That was the question before the Supreme Court in the October 2011 term case Christopher et al. v. Smithkline Beecham. In its June 18, 2012 decision, a 5–4 divided Supreme Court upheld the pharmaceutical industry’s decades-old practice of exempting outside sales reps from overtime pay. Nearly a dozen lawsuits that were filed against pharmaceutical companies in an attempt to win overtime pay for Pharmaceutical Sales Representatives (PSRs) now have no legal merit.
The ramifications of this decision go beyond this case, and potentially beyond the pharmaceutical industry itself. The Court unanimously decided to ignore the latest Department of Labor (DOL) interpretation of sales involving the actual transfer of title of goods or services to exclude PSRs as outside sales representatives. In ignoring the DOL amicus curiae brief, the Court signaled clearly that federal agencies could not reinterpret existing regulation.
The point of distinction is within the regulations of sale of pharmaceuticals. Doctors prescribe pharmaceuticals to patients, who purchase them from commercial or institutional pharmacies. The Pharmaceutical Sales Representatives educate doctors and try to persuade them to prescribe the drugs sold by the PSRs’ companies. In a related case, Novartis Wage & Hour Litigation, the DOL argued in an uninvited amicus curiae brief that a sale only existed when the actual title of the goods or services transferred.
The DOL reinterpretation of the Fair Labor Standards Act in the PSR cases opens the door for a number of other sales-related positions to become eligible for overtime pay. As the DOL attempted to interpret, Sales Engineers, Sales Assistants, along with PSRs, whom the DOL started to call detailers, could become eligible for overtime compensation. The Supreme Court’s decision in the Christopher case could permit employers in all industries to classify a wider range of employees as outside sales representatives, even if the employee does not directly execute transfer of title.
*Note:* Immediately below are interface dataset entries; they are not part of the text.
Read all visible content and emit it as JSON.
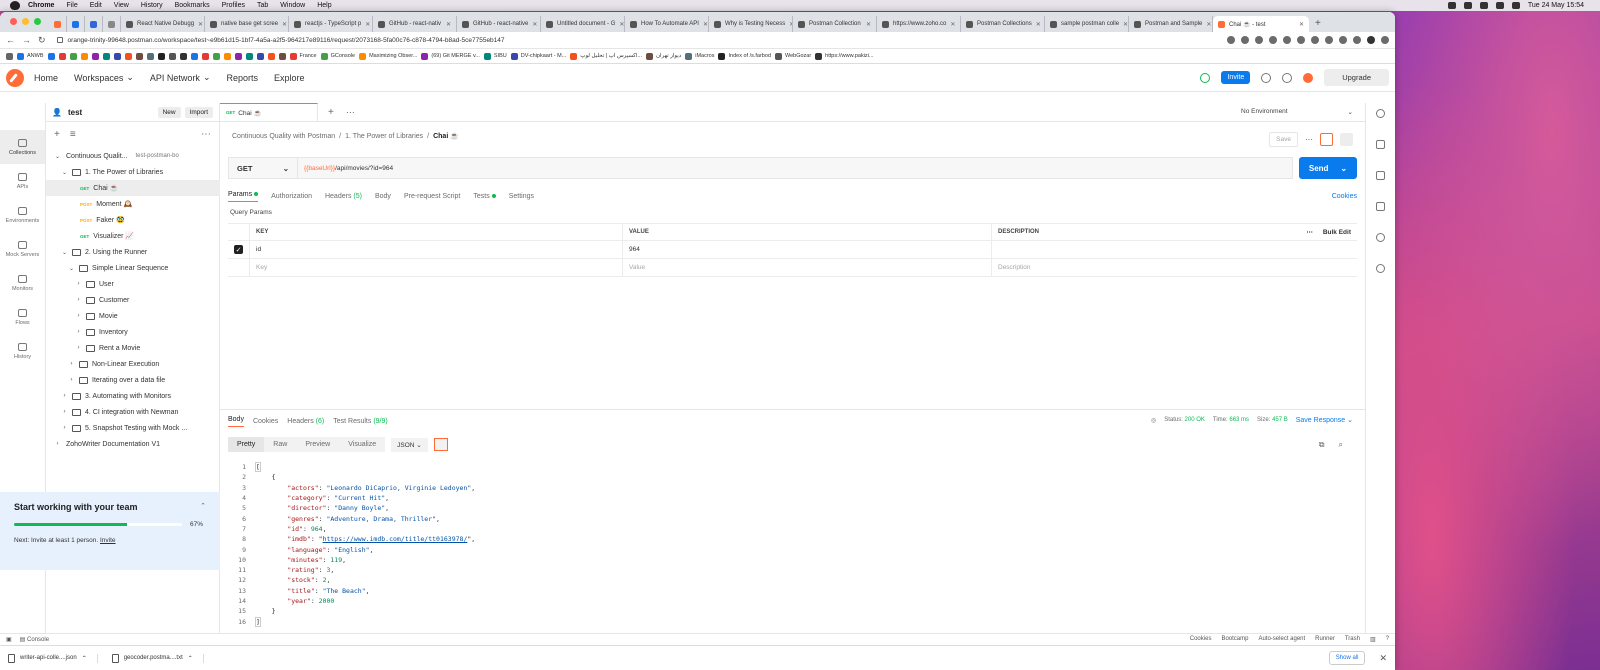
{
  "menubar": {
    "app": "Chrome",
    "items": [
      "File",
      "Edit",
      "View",
      "History",
      "Bookmarks",
      "Profiles",
      "Tab",
      "Window",
      "Help"
    ],
    "clock": "Tue 24 May  15:54"
  },
  "browser_tabs": [
    "React Native Debugg",
    "native base get scree",
    "reactjs - TypeScript p",
    "GitHub - react-nativ",
    "GitHub - react-native",
    "Untitled document - G",
    "How To Automate API",
    "Why is Testing Necess",
    "Postman Collection",
    "https://www.zoho.co",
    "Postman Collections",
    "sample postman colle",
    "Postman and Sample",
    "Chai ☕ - test"
  ],
  "url": "orange-trinity-99648.postman.co/workspace/test~e9b61d15-1bf7-4a5a-a2f5-964217e89116/request/2073168-5fa00c76-c878-4794-b8ad-5ce7755eb147",
  "bookmarks": [
    "ANWB",
    "France",
    "GConsole",
    "Maximizing Obser...",
    "(69) Git MERGE v...",
    "SIBU",
    "DV-chipkaart - M...",
    "اکسپرس اپ | تحلیل لوپ...",
    "دیوار تهران",
    "iMacros",
    "Index of /s.farbod",
    "WebGozar",
    "https://www.pakizi..."
  ],
  "header": {
    "nav": [
      "Home",
      "Workspaces",
      "API Network",
      "Reports",
      "Explore"
    ],
    "search": "Search Postman",
    "invite": "Invite",
    "upgrade": "Upgrade"
  },
  "rail": [
    "Collections",
    "APIs",
    "Environments",
    "Mock Servers",
    "Monitors",
    "Flows",
    "History"
  ],
  "sidebar": {
    "workspace": "test",
    "new": "New",
    "import": "Import"
  },
  "tree": [
    {
      "label": "Continuous Qualit...",
      "extra": "test-postman-bo",
      "level": 0,
      "chev": "⌄",
      "type": "coll"
    },
    {
      "label": "1. The Power of Libraries",
      "level": 1,
      "chev": "⌄",
      "type": "folder"
    },
    {
      "label": "Chai ☕",
      "level": 2,
      "method": "GET",
      "type": "req",
      "sel": true
    },
    {
      "label": "Moment 🕰️",
      "level": 2,
      "method": "POST",
      "type": "req"
    },
    {
      "label": "Faker 🥸",
      "level": 2,
      "method": "POST",
      "type": "req"
    },
    {
      "label": "Visualizer 📈",
      "level": 2,
      "method": "GET",
      "type": "req"
    },
    {
      "label": "2. Using the Runner",
      "level": 1,
      "chev": "⌄",
      "type": "folder"
    },
    {
      "label": "Simple Linear Sequence",
      "level": 2,
      "chev": "⌄",
      "type": "folder"
    },
    {
      "label": "User",
      "level": 3,
      "chev": "›",
      "type": "folder"
    },
    {
      "label": "Customer",
      "level": 3,
      "chev": "›",
      "type": "folder"
    },
    {
      "label": "Movie",
      "level": 3,
      "chev": "›",
      "type": "folder"
    },
    {
      "label": "Inventory",
      "level": 3,
      "chev": "›",
      "type": "folder"
    },
    {
      "label": "Rent a Movie",
      "level": 3,
      "chev": "›",
      "type": "folder"
    },
    {
      "label": "Non-Linear Execution",
      "level": 2,
      "chev": "›",
      "type": "folder"
    },
    {
      "label": "Iterating over a data file",
      "level": 2,
      "chev": "›",
      "type": "folder"
    },
    {
      "label": "3. Automating with Monitors",
      "level": 1,
      "chev": "›",
      "type": "folder"
    },
    {
      "label": "4. CI integration with Newman",
      "level": 1,
      "chev": "›",
      "type": "folder"
    },
    {
      "label": "5. Snapshot Testing with Mock ...",
      "level": 1,
      "chev": "›",
      "type": "folder"
    },
    {
      "label": "ZohoWriter Documentation V1",
      "level": 0,
      "chev": "›",
      "type": "coll"
    }
  ],
  "team": {
    "title": "Start working with your team",
    "progress": 67,
    "pct": "67%",
    "next": "Next: Invite at least 1 person.",
    "link": "Invite"
  },
  "request": {
    "tab": "Chai ☕",
    "tab_method": "GET",
    "environment": "No Environment",
    "breadcrumb": [
      "Continuous Quality with Postman",
      "1. The Power of Libraries",
      "Chai ☕"
    ],
    "save": "Save",
    "method": "GET",
    "url_var": "{{baseUrl}}",
    "url_path": "/api/movies/?id=964",
    "send": "Send",
    "tabs": [
      "Params",
      "Authorization",
      "Headers",
      "Body",
      "Pre-request Script",
      "Tests",
      "Settings"
    ],
    "headers_count": "(5)",
    "cookies": "Cookies",
    "query_params": "Query Params",
    "columns": [
      "KEY",
      "VALUE",
      "DESCRIPTION"
    ],
    "bulk": "Bulk Edit",
    "param": {
      "key": "id",
      "value": "964"
    },
    "placeholders": {
      "key": "Key",
      "value": "Value",
      "desc": "Description"
    }
  },
  "response": {
    "tabs": [
      "Body",
      "Cookies",
      "Headers",
      "Test Results"
    ],
    "headers_count": "(6)",
    "tests_count": "(9/9)",
    "status": "200 OK",
    "time": "663 ms",
    "size": "457 B",
    "status_label": "Status:",
    "time_label": "Time:",
    "size_label": "Size:",
    "save": "Save Response",
    "formats": [
      "Pretty",
      "Raw",
      "Preview",
      "Visualize"
    ],
    "lang": "JSON",
    "json": [
      {
        "k": "actors",
        "v": "\"Leonardo DiCaprio, Virginie Ledoyen\"",
        "t": "s"
      },
      {
        "k": "category",
        "v": "\"Current Hit\"",
        "t": "s"
      },
      {
        "k": "director",
        "v": "\"Danny Boyle\"",
        "t": "s"
      },
      {
        "k": "genres",
        "v": "\"Adventure, Drama, Thriller\"",
        "t": "s"
      },
      {
        "k": "id",
        "v": "964",
        "t": "n"
      },
      {
        "k": "imdb",
        "v": "https://www.imdb.com/title/tt0163978/",
        "t": "l"
      },
      {
        "k": "language",
        "v": "\"English\"",
        "t": "s"
      },
      {
        "k": "minutes",
        "v": "119",
        "t": "n"
      },
      {
        "k": "rating",
        "v": "3",
        "t": "n"
      },
      {
        "k": "stock",
        "v": "2",
        "t": "n"
      },
      {
        "k": "title",
        "v": "\"The Beach\"",
        "t": "s"
      },
      {
        "k": "year",
        "v": "2000",
        "t": "n"
      }
    ]
  },
  "footer": {
    "console": "Console",
    "right": [
      "Cookies",
      "Bootcamp",
      "Auto-select agent",
      "Runner",
      "Trash"
    ]
  },
  "downloads": {
    "files": [
      "writer-api-colle....json",
      "geocoder.postma....txt"
    ],
    "show_all": "Show all"
  },
  "colors": {
    "accent": "#ff6c37",
    "primary": "#097bed",
    "success": "#0cbb52"
  }
}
This is a big deal for any company that uses a sales team approach, where there may be an account manager backed up with sales engineers, software presenters, schedulers, and other people who support the sales process but are not actually closing the deal. Think of Food Service Distributors that use visiting chefs to demonstrate new products to customers, or equipment manufacturers who place engineers into a customer site to help define the customer's needs. If the DOL interpretation had stood, all these people could have been eligible for overtime pay.
The Fair Labor Standards Act (FLSA) requires employers to pay employees overtime wages, but this requirement does not apply with respect to workers employed “in the capacity of outside salesman.” Congress did not elaborate on the meaning of “outside salesman,” but delegated authority to the Department of Labor (DOL) to issue regulations to define the term.
Three DOL regulations come into play.
The DOL amicus curiae brief argued that Pharmaceutical Sales Reps should be viewed under the definition of the very last part of the third regulation above, that the PSRs did not engage in the transfer of title, and that the PSRs merely promoted the use of the drugs, making them incidental to the sale.
The DOL influenced pending and settled litigation through its “regulation by amicus” program. The DOL aggressively used amicus curiae briefs in cases related to tip pooling, the deductibility of certain expenses, if activities are “interstate commerce” sufficient to establish FLSA coverage, and many other cases.
Some law firms are advising their clients to pay close attention to the way many federal agencies are using the amicus curiae brief to suggest new, often anti-business, readings of the law, and suggesting that the amicus curiae briefs are conclusive, or deserve substantial deference. The latest Supreme Court ruling illustrates how employers can successfully hold the line against an agency's assault, even in this political environment.
For more on the Supreme Court decision, read up on the actual opinions.
And the opinion of the American Bar Association.
Disclaimer: I am not a lawyer, and I am not dispensing legal advice in this article.